     As it is applied in the maintenance of regional peace and security, a pro-African policy, we believe, allows for only African troops on African soil. Over the years of the conflict, the Council has repeatedly shifted responsibility of the matter to the African Union rather than bear the responsibility of the bloodshed itself. In line with legal precedence and with the rights of a continent to secure its own peace for itself, the Federal Republic of Nigeria calls for strengthened support for African Union forces. We thank the Council’s assistance on the matter. The establishment of various embargoes and sanctions, through ratification of core Resolutions 1493, 1596, and 1698, has helped efforts to curb the military aspect of the conflict.

     Fellow delegates, this moment in time is a defining moment for the Congolese people. If we are to secure the rights enumerated in the Declaration of Human Rights and uphold the Charter of the United Nations, we must assist in the security and stability of the Democratic Republic of the Congo. We express our hopes for international cooperation and look forward to working in conjunction with the Council.

     The situation in the Republic of Sudan continues to be a matter of deep concern for the Federal Republic of Nigeria. While we reaffirm our commitments to cooperation with the Sudanese government, her people, and to the international community, we are deeply concerned of the effects relatively recent political developments have upon the fragile state of the nation. Until now, the UN Missions in Sudan (UNMIS) reports of difficulties in accessing areas deeply requiring humanitarian aid, unable to stop the growing humanitarian crisis in critical zones. We warn the Council of the adverse political effects its actions have and calls upon all members to focus on the resolution of the problem rather than incite political turmoil.

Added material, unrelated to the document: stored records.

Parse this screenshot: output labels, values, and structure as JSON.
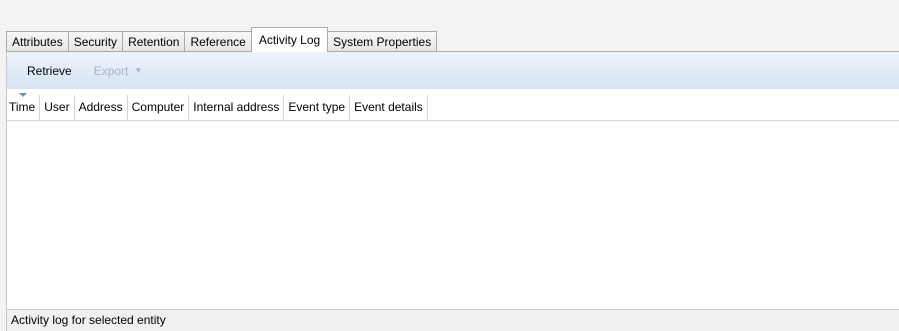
{
  "tabs": [
    {
      "label": "Attributes",
      "active": false
    },
    {
      "label": "Security",
      "active": false
    },
    {
      "label": "Retention",
      "active": false
    },
    {
      "label": "Reference",
      "active": false
    },
    {
      "label": "Activity Log",
      "active": true
    },
    {
      "label": "System Properties",
      "active": false
    }
  ],
  "toolbar": {
    "retrieve_label": "Retrieve",
    "export_label": "Export",
    "export_arrow": "▼"
  },
  "grid": {
    "columns": [
      "Time",
      "User",
      "Address",
      "Computer",
      "Internal address",
      "Event type",
      "Event details"
    ],
    "rows": []
  },
  "status": {
    "text": "Activity log for selected entity"
  },
  "colors": {
    "toolbar_gradient_top": "#eef4fb",
    "toolbar_gradient_bottom": "#d6e3f3",
    "sort_indicator": "#6a8fbf",
    "disabled_text": "#a8b4c4"
  }
}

     According to the most recent report of the Secretary General on the African Union- United Nations Hybrid Operation in Darfur, dated July 14th, 2010 (S/2010/382), the agreements stipulated in the Framework and Ceasefire Agreements between the Government and the Liberation Justice Movement (LJM) were suspended due to government withdrawal of delegations in the mediation process. The lack of respect relevant parties have to the rule of law and the legalities of the treaties they have signed constitutes a growing problem in all UN actions in Sudan. The growing sense of impunity and regard for the legal systems make it difficult to stabilize the nation. While we do not view favorably upon an expanded involvement by the Council, and indeed the United Nations, we call for a strengthening of already existing mechanisms in place. The United Nations Missions in Sudan is favorably positioned, along with the African Union, UNAMID, and the hybrid AU-UN operation to assist the government of the Republic of Sudan and must be further legitimized. During the past year, the security situation in Darfur has not changed. UNAMID reports of 8832 cases of violent fatalities, with numerous gender- and sexually-based crimes. This unacceptable consistency of violence must be stopped.

     Numerous reports of armed men in military uniform perpetrating crimes exist, displaying the lack of discipline within the ranks of government- and rebel-forces. We call for increased technical support to relevant government forces to improve the combat discipline of their soldiers. The strengthening and legitimization of existing international forces in the Republic of Sudan are necessary to maintaining stability. An expansion of forces, we believe, would overextend the Council beyond its means.